Articles in this issue

Welcome

Welcome to the seventh edition of the NatHERS Star!

This year's achievements

It has been another busy year for the NatHERS Administrator.

NatHERS Stats

Recent data on the NatHERS Certificate.

Fraudulant NatHERS Certificates

Recently the NatHERS Administrator has received, and been following up on, a number of NatHERS Certificates that have been suspected to be fraudulent.

NatHERS Assessor Handbook

The production of the NatHERS Assessor Handbook is well underway.

NatHERS at Sustainable House Day

Sustainable House Day was held on Sunday 16th September 2018.

Modelling obscure glass

It has been brought to the attention of the NatHERS Administrator that there is industry confusion as to how to correctly model obscured glass in NatHERS accredited software tools.

Update on Windows

The NatHERS Administrator continues to actively work on improvements to address concerns regarding windows.

Chenath updates for 2019

The Australian Building Codes Board (ABCB) have approved the following updates for the Chenath engine in line with the 2019 update to the NCC.

Trajectory for low energy homes

Australian governments are advancing the energy performance of residential and commercial buildings through the development of a Trajectory for Low Energy Buildings.

When to contact Who?

A quick guide on where to direct enquiries.

NatHERS myth buster: thermal mass

An insight into the thermal mass formulas used by the NatHERS calculation engine. 

IN OTHER NEWS

  • Your Home
  • BDAV 2018 Design Awards

Trajectory for low energy homes

Australian governments are advancing the energy performance of residential and commercial buildings through the development of a Trajectory for Low Energy Buildings (the Trajectory). The Trajectory identifies cost effective opportunities for energy efficiency improvements throughout the building system, from thermal performance to appliance energy usage and potentially renewable energy generation.

Cost effective improvements to Australia’s building stock could significantly improve Australia’s energy productivity and reduce running costs for consumers.
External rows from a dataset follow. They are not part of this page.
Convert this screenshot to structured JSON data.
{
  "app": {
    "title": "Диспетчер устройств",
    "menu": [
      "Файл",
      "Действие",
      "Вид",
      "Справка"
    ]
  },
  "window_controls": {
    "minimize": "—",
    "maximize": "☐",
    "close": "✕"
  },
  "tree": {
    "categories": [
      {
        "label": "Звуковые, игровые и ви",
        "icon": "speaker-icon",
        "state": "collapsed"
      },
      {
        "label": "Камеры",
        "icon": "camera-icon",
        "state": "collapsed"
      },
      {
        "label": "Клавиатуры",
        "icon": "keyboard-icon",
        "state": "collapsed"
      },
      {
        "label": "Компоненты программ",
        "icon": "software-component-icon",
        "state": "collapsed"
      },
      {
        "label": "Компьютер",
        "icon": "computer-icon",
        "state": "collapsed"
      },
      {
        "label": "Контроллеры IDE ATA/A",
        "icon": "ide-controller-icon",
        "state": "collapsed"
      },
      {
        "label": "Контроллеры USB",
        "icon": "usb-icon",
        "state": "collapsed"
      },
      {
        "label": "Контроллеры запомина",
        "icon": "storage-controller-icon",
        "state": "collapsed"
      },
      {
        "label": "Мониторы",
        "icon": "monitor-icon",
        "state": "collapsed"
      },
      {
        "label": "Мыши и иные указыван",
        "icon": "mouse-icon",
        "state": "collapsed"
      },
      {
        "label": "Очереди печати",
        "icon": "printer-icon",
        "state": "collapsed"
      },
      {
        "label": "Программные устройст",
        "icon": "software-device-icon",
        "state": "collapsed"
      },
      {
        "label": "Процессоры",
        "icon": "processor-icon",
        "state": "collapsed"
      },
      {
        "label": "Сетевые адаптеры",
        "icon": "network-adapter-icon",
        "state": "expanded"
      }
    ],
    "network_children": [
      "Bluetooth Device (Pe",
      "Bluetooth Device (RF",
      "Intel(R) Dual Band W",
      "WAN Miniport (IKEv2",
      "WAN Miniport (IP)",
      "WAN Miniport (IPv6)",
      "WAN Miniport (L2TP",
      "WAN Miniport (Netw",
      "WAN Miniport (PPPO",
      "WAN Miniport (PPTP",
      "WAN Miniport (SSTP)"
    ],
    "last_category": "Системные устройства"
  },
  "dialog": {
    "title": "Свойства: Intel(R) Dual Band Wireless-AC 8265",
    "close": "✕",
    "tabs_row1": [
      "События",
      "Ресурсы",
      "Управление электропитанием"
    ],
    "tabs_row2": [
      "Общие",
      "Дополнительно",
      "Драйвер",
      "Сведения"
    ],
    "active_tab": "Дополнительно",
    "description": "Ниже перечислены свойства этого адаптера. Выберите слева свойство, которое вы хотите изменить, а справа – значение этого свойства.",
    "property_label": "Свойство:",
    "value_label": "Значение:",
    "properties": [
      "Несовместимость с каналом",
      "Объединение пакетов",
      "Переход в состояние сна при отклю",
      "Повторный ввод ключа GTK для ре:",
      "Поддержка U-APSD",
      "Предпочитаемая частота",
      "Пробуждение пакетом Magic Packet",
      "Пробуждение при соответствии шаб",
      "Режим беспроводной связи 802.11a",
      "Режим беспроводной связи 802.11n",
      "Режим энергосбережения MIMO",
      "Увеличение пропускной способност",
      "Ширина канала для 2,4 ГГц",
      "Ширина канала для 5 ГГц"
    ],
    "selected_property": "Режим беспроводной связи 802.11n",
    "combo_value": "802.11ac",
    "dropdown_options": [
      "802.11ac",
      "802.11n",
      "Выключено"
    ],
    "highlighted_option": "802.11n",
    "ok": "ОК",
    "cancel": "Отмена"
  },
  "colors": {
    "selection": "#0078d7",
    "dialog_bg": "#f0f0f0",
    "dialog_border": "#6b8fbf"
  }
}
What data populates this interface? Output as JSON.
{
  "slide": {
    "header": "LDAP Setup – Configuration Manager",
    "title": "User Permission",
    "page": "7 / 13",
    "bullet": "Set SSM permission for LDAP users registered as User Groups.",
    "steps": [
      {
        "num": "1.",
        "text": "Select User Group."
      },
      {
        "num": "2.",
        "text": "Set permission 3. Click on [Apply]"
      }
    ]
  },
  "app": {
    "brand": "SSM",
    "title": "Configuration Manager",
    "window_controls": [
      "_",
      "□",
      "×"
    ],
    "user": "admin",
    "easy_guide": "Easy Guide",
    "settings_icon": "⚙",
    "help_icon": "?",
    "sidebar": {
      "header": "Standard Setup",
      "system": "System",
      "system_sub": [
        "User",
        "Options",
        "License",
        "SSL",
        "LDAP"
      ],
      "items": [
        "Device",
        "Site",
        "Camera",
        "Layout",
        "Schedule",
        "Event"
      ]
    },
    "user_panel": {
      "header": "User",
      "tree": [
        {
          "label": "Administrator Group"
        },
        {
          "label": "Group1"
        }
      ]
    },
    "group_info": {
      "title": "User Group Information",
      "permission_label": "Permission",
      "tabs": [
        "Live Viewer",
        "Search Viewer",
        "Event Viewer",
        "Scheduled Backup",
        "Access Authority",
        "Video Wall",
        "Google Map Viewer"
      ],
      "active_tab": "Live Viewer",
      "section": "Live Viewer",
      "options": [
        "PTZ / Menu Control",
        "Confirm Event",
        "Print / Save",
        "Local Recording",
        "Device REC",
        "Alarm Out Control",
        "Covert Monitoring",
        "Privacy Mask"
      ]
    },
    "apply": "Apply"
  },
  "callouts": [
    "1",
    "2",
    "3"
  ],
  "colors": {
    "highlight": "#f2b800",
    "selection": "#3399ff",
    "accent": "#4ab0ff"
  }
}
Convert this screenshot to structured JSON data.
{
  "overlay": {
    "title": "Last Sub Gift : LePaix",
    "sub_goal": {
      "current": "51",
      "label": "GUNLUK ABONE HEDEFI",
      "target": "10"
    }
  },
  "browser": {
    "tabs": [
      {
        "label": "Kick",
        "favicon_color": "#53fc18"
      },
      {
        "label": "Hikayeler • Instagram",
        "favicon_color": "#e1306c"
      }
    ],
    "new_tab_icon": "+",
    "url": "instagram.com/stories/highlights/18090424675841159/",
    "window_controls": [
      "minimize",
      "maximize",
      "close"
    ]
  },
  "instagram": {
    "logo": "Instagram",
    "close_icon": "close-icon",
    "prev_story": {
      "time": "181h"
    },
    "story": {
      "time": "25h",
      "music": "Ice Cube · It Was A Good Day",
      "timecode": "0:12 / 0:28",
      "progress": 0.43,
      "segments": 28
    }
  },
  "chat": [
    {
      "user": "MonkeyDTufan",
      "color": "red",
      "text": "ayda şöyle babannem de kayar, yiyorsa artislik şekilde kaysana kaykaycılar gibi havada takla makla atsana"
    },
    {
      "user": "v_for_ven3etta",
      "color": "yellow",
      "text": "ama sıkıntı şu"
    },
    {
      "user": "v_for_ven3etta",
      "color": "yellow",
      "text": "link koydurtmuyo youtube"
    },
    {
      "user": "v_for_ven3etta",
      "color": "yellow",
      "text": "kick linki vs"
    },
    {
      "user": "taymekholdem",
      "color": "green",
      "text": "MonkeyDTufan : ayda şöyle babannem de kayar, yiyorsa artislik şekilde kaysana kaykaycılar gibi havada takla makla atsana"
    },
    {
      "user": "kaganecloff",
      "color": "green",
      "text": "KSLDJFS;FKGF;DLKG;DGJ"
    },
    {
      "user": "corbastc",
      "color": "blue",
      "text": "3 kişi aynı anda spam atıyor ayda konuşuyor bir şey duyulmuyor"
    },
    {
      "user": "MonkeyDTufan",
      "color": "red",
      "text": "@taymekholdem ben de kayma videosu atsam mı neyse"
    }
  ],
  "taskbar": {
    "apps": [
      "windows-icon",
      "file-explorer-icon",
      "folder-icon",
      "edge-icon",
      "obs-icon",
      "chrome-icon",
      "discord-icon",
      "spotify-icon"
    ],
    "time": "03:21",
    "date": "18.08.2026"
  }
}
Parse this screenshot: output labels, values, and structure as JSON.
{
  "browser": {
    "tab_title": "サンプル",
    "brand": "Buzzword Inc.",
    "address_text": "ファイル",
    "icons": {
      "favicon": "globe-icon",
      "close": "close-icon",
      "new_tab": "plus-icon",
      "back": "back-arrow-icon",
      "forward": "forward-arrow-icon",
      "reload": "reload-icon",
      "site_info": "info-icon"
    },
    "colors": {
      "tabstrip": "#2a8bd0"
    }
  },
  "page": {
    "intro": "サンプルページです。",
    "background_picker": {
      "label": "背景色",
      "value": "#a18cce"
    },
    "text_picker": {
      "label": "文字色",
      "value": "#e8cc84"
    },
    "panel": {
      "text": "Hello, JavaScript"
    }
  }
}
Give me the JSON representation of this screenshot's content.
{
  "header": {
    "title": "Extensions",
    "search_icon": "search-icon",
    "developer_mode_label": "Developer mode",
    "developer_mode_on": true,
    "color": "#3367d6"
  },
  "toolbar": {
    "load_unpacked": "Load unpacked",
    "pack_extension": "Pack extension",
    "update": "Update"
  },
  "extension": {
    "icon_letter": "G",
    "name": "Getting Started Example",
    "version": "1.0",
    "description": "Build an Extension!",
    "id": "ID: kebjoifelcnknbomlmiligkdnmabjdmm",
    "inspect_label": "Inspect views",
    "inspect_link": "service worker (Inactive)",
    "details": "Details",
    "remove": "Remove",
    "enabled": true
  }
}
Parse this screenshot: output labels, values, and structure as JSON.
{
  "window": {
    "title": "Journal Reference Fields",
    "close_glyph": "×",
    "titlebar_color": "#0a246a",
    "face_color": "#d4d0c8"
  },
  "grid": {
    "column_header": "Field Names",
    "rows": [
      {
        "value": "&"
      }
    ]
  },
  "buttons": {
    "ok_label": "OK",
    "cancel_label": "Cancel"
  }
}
Preliminary analysis indicates that changes to the NCC in 2022 could deliver household bill savings of over $650 each year in colder or tropical climates, such as Canberra, Townsville and Darwin, and around $170 each year in temperate climates, such as Sydney, Melbourne and Adelaide.

The Trajectory has been developed cooperatively between Commonwealth, State and Territory Governments, and through extensive consultations with representatives from a range of sectors including: building and property, appliance and technology, energy supply and distribution, environmental, energy consumers, energy efficiency, and academia.

The proposed Trajectory and changes to the NCC in 2022 are expected to be considered by the COAG Energy Council in December 2018. If agreed, approval will then be sought from the Building Ministers’ Forum in early 2019 for the ABCB to commence a formal NCC change process.